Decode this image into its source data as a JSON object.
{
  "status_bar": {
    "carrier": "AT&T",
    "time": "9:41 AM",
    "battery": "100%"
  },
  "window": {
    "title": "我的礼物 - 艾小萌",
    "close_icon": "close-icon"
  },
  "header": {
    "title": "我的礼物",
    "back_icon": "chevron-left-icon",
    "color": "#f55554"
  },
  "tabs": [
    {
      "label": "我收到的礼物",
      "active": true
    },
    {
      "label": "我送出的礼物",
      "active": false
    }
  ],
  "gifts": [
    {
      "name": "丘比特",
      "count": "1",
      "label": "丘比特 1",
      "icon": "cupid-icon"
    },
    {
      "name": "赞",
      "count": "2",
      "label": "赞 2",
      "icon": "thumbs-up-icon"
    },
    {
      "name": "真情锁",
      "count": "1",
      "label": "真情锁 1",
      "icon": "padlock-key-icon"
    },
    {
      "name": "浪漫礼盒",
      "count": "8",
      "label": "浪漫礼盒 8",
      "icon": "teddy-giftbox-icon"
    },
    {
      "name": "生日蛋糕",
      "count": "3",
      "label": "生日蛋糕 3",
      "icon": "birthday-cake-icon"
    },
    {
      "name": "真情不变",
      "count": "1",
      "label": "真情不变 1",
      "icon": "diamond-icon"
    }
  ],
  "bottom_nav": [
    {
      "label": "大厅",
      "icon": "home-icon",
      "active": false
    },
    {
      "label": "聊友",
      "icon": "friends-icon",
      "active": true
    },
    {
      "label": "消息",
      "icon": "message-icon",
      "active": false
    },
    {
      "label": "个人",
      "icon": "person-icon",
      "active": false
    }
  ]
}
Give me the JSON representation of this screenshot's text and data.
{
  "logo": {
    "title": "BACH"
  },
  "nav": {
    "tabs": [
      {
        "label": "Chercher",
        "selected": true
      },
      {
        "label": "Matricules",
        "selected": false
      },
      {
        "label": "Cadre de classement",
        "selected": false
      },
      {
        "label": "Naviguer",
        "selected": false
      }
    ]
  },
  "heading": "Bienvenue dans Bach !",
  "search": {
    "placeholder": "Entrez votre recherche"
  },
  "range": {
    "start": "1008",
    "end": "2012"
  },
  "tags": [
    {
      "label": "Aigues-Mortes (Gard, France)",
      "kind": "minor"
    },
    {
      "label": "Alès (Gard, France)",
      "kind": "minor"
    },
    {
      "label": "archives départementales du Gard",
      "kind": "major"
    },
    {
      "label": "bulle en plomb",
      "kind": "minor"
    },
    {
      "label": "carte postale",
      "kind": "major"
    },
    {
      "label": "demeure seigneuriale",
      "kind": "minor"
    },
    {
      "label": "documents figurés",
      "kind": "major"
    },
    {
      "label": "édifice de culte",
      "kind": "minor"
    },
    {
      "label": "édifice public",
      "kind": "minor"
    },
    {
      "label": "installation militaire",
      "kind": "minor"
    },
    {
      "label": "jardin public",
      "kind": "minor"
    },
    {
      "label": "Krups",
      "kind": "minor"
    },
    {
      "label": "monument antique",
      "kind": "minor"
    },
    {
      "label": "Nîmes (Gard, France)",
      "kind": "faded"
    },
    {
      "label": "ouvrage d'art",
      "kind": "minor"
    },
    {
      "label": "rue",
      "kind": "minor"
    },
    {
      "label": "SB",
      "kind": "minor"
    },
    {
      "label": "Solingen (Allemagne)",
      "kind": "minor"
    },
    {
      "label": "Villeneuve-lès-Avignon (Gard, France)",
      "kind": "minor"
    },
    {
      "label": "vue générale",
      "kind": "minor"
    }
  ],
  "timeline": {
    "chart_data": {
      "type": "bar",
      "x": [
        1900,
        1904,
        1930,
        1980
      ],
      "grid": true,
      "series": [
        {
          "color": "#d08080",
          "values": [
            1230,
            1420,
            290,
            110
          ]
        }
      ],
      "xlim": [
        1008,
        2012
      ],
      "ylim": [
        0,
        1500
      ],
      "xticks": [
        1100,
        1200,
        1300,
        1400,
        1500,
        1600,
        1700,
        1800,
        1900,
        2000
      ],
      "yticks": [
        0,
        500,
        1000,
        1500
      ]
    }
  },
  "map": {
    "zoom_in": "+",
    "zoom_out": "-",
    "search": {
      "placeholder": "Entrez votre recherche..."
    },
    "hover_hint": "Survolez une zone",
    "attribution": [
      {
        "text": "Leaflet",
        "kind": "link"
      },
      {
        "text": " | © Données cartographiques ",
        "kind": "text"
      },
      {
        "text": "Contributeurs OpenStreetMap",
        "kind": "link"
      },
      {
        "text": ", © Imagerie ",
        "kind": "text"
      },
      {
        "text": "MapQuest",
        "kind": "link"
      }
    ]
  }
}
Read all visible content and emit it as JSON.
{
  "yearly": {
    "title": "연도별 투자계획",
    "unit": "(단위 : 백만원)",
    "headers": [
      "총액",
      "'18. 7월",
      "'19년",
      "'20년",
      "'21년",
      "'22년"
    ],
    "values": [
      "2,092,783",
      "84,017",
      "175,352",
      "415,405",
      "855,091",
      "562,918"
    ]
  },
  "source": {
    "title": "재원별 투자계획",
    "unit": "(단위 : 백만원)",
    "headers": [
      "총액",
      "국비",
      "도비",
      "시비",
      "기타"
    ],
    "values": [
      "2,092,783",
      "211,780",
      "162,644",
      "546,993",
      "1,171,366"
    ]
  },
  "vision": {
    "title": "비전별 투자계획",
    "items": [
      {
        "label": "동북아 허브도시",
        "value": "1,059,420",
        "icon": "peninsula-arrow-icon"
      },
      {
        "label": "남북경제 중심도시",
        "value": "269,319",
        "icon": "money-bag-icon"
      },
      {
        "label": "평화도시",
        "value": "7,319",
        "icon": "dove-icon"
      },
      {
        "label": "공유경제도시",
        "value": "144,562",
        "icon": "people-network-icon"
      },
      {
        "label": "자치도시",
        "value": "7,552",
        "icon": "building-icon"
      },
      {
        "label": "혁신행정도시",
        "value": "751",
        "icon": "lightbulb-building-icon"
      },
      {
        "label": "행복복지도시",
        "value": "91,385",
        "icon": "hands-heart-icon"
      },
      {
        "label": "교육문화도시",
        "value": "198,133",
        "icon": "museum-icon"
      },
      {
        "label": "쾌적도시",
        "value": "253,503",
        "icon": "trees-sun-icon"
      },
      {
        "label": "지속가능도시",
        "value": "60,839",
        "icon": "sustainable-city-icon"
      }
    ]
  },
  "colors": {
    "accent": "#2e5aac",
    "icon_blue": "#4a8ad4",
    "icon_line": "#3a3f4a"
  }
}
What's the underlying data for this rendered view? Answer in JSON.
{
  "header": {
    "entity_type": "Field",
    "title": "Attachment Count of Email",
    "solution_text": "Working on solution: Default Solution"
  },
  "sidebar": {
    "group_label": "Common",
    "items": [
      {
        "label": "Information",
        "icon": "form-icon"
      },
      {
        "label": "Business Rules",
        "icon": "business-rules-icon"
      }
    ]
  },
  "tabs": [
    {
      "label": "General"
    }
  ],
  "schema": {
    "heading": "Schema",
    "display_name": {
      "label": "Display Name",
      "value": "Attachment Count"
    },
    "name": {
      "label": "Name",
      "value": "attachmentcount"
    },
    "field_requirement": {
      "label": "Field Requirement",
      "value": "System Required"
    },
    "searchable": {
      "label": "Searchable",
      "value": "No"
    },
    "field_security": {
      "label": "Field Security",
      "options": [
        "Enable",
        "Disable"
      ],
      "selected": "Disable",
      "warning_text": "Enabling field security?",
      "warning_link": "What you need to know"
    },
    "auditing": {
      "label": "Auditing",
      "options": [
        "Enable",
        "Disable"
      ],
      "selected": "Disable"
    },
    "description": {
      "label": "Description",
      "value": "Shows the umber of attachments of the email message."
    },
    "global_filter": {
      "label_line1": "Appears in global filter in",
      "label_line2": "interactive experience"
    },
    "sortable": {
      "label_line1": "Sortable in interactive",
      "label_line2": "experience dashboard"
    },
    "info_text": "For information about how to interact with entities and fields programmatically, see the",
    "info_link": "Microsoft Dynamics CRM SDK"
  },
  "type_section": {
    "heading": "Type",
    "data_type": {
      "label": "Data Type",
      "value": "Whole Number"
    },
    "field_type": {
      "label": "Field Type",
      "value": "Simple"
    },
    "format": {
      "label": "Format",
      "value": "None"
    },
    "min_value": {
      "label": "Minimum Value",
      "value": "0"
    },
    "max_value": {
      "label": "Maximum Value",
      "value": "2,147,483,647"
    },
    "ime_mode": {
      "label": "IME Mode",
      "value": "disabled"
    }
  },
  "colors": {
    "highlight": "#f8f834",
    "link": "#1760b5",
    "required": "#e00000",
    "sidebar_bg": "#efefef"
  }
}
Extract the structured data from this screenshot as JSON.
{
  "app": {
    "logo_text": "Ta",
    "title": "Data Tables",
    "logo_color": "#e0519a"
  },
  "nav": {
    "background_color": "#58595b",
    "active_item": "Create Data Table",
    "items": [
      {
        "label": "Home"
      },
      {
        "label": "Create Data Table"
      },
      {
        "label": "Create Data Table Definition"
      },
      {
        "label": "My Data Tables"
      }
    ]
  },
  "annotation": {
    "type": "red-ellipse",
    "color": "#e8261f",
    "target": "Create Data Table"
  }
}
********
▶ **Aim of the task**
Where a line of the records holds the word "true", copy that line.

▶ **Exercise answer**
      "active": true
      "active": true
        "selected": true
      "grid": true,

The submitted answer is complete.